Editorial: Let’s Talk About Race

Sam Oboh, Camille Mitchell, Cheryll Case and Ossie Airewele spoke on the topic of Engaging Change at an online panel in late August.

Architects of African, Caribbean and Black descent represent less than two percent of licensed practitioners in North America. Black women architects represent less than 0.3 percent of the industry. “It’s no wonder why many of them feel there isn’t a spot for them at the table,” says Nigerian-Canadian architect Sam Oboh, a past president of the RAIC, who recently moderated an online discussion on anti-Black racism hosted by Quadrangle’s Emerging Leaders Network.

What does this bias look like? It can range from overtly aggressive threats—such as the nooses that appeared on several Toronto construction sites in June—to more subtle personal experiences. British architect Ossie Airewele, who recently moved to Toronto, says that there is often a moment of “shock” when collaborators first meet him in person, and realize that the person they’ve been corresponding with is Black. “What’s important to me is how they evaluate and react to that situation. Do they recognise that there is an unconscious bias at play; and can they move past this in order to collaborate as effectively with me—as a Black designer and architect—as they would with anyone else?”

Other forms of racism are embedded in the built environment. “Toronto itself is a highly segregated city,” says urban planner Cheryll Case, who was raised in the city’s largely Black northwest sector. “In every public school I went to, I could count on one hand the number of White kids.”

“Zoning bylaws and land lease values restrict spaces for the Black community to remote areas or limited transportation options,” adds architect Camille Mitchell. “Additionally, and unfortunately, we continue to live in a ‘police state’ where large gatherings of Black people are heavily scrutinized and deliberately dismantled.”

How can some of these systemic barriers be dismantled? Allies have a role to play for all emerging practitioners—and particularly Black, Indigenous and people of colour. “I’m from a generation where you are prepared for the world by being told you have to work twice as hard to move half as far,” says Airewele. Allyship entails people with power seeing the potential beyond someone’s skin colour and sharing their power.

The industry also needs organizations that support Black designers. “We need to build safe spaces where change can be made,” says Case. “Beyond our nine-to-five jobs, a lot of Black people have a second job fighting racism, building up institutional support to get things done. We need allies in those movements.”
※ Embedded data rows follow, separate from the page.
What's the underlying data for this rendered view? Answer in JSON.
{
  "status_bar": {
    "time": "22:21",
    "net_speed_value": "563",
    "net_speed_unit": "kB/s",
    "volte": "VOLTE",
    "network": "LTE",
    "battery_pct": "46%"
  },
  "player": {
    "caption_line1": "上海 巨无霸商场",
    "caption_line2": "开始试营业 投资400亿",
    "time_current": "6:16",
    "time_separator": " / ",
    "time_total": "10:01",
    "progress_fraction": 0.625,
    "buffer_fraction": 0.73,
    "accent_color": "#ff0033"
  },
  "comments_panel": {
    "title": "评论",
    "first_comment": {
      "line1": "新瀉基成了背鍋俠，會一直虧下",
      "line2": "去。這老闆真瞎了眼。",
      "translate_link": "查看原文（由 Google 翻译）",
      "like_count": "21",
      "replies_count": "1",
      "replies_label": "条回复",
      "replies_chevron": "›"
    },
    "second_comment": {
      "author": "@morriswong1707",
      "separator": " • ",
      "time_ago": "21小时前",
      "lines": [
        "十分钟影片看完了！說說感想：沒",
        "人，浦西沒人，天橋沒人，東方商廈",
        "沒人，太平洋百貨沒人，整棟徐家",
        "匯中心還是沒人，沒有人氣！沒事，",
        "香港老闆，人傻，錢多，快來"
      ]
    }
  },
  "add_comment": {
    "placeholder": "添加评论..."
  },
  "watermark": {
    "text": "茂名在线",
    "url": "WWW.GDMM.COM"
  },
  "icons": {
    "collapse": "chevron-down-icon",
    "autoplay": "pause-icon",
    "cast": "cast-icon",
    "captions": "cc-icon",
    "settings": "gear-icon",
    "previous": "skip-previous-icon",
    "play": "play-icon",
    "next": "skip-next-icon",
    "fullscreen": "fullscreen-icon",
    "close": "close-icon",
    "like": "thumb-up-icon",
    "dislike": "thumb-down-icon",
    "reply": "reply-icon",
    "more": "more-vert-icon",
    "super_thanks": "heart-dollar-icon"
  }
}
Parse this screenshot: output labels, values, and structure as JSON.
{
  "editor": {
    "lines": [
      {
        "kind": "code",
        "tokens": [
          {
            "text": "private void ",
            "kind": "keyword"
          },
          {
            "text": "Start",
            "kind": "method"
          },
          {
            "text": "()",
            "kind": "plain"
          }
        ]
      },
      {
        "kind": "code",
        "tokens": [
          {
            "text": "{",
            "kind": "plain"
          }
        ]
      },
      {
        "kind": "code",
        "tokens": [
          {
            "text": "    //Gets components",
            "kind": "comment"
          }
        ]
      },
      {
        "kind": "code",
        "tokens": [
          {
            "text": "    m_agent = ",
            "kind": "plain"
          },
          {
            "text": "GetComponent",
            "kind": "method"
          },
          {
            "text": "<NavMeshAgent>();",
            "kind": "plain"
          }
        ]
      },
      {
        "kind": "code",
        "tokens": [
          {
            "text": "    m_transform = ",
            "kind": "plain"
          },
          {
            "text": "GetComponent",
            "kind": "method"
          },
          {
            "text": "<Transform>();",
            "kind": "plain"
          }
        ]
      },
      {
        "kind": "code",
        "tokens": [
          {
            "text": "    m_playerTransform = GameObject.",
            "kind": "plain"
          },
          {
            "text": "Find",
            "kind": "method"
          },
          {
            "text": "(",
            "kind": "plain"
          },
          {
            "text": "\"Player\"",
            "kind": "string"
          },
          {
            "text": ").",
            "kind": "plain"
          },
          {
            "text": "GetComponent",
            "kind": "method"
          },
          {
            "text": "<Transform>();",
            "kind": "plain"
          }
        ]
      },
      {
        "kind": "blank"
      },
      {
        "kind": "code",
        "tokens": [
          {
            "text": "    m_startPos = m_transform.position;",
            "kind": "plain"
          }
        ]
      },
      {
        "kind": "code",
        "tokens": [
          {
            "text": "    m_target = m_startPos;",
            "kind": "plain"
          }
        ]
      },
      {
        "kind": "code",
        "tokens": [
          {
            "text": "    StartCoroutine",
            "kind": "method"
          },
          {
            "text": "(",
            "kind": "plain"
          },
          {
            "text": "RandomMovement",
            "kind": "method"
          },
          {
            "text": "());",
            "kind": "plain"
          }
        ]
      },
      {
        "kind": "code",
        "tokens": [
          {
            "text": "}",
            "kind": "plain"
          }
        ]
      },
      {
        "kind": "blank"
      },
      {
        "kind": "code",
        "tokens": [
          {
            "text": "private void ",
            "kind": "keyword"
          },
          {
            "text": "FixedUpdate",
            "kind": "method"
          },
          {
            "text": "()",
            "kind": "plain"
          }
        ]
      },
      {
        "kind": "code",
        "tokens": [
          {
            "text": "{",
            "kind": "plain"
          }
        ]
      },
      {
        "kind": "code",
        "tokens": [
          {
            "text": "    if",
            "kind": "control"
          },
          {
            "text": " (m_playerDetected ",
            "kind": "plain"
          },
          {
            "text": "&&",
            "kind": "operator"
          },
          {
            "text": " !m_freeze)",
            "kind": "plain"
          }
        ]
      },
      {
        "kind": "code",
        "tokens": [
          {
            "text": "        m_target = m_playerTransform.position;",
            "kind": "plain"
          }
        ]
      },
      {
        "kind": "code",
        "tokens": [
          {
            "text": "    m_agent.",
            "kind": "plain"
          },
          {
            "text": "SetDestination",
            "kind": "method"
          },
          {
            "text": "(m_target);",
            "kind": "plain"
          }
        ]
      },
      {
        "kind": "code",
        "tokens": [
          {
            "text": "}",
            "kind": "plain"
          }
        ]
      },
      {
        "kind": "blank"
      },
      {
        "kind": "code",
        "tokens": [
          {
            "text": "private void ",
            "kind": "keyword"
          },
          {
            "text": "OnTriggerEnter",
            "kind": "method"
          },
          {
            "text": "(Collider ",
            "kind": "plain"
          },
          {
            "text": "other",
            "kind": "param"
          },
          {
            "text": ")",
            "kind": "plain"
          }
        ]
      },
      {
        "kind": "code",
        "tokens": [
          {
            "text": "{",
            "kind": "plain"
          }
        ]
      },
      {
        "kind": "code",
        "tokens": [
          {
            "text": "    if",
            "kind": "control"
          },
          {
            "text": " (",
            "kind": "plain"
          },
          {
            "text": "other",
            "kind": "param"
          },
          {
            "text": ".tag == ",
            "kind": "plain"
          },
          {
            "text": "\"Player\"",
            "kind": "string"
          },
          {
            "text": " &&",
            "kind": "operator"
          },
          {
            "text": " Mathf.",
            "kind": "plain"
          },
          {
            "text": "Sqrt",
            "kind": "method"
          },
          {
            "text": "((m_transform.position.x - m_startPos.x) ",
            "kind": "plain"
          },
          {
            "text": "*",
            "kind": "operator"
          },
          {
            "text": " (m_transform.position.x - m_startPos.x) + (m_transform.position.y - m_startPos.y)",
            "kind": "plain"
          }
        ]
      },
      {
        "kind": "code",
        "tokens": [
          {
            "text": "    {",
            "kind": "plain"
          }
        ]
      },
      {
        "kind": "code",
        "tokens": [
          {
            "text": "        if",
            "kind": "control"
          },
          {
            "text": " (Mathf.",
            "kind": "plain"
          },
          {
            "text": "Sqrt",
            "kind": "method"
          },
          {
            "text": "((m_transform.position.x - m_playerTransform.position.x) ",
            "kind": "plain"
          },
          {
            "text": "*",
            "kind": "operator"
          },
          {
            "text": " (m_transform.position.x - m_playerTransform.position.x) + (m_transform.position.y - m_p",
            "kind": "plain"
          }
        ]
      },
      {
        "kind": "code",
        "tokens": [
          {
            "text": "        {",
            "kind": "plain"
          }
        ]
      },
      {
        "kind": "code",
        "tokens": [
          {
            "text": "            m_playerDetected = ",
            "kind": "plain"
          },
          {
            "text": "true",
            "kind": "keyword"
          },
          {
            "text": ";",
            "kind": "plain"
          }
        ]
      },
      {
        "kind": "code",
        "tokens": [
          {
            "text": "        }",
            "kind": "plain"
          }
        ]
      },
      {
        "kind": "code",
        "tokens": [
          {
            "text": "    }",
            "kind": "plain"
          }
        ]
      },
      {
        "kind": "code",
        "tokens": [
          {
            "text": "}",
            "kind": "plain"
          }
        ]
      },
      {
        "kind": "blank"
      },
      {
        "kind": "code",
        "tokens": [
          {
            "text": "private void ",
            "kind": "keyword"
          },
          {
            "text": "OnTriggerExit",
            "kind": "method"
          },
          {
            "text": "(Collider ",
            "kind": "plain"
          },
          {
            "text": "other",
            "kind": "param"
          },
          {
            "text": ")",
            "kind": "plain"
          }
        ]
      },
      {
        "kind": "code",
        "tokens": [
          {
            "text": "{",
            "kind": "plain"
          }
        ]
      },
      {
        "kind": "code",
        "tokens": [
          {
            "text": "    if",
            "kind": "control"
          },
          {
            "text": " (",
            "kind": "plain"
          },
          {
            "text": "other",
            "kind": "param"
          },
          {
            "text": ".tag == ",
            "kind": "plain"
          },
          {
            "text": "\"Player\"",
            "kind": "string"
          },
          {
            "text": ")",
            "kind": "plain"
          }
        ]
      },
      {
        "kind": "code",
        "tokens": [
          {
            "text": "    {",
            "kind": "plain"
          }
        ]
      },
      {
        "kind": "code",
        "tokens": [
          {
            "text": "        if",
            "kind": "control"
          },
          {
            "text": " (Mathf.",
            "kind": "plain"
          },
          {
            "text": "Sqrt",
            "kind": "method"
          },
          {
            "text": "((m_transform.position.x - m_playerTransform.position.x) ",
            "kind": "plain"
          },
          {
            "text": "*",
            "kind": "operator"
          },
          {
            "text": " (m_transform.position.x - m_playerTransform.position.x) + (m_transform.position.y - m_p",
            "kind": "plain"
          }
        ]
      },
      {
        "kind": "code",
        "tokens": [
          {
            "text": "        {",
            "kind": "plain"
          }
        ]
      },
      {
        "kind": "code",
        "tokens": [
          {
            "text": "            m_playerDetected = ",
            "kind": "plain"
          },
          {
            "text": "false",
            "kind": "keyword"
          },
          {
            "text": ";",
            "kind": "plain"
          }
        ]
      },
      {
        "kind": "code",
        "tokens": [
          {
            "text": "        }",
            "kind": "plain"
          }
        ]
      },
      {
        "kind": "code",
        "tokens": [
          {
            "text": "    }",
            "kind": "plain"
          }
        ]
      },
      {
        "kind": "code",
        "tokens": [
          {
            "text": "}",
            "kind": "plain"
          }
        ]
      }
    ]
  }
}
In Canada, one such group is the recently formed Black Architects + Interior Designers Association (BAIDA). “BAIDA is currently preparing a portfolio review and a mentorship program with local design firms,” comments Mitchell, who was one of the group’s founders. “We are also looking to start a camp for Black youth to build the pipeline. Community support can simply include working within your realm of responsibility. You can offer space, suggest programs and promote the work of Black designers.”

Within planning and real estate development, the Black Planners and Urbanists Association is advancing various strategies, including supporting the Ontario Provincial Planning Institute in improving professional capacities. Another group, the Black-led Toronto Community Benefits Network, focuses on ensuring that the construction of major government-funded infrastructure provides construction training and jobs to Black residents and other members of racialized groups or marginalized gender identities.

“Firms may not be in a position to hire [Black designers], but can consult with these groups,” says Mitchell. Case adds that design firms should also consider seeking out Black-led teams among sub-consultants.

Within firms, the panellists say that it’s important to cultivate forums for people to identify and address race-related microaggressions, both within offices and on jobsites. “Everyone should pursue unconscious bias training,” says Mitchell. “It’s not the responsibility of the Black employee to raise these conversations. I would hope that open-minded firms would take it upon themselves to have the difficult conversations.”

Airewele says that larger organizations, such as the RAIC and provincial and territorial licensing authorities, ultimately have the most important role to play in addressing systemic racism and increasing the representation of Black, Indigenous and people of colour within the profession. “Institutions need to think more broadly about how they can contribute and support people of all ethnicities, particularly on these really sensitive issues,” he says. “They need to be funding and committing to studies, then monitoring and assessing against the methods they are putting in place to help change things.”

The panellists were clear that it is time for these discussions to happen more openly—and also for concrete action. “Just because you have a planning group that meets twice a month to discuss race issues, it doesn’t mean that the issues will be solved,” says Case.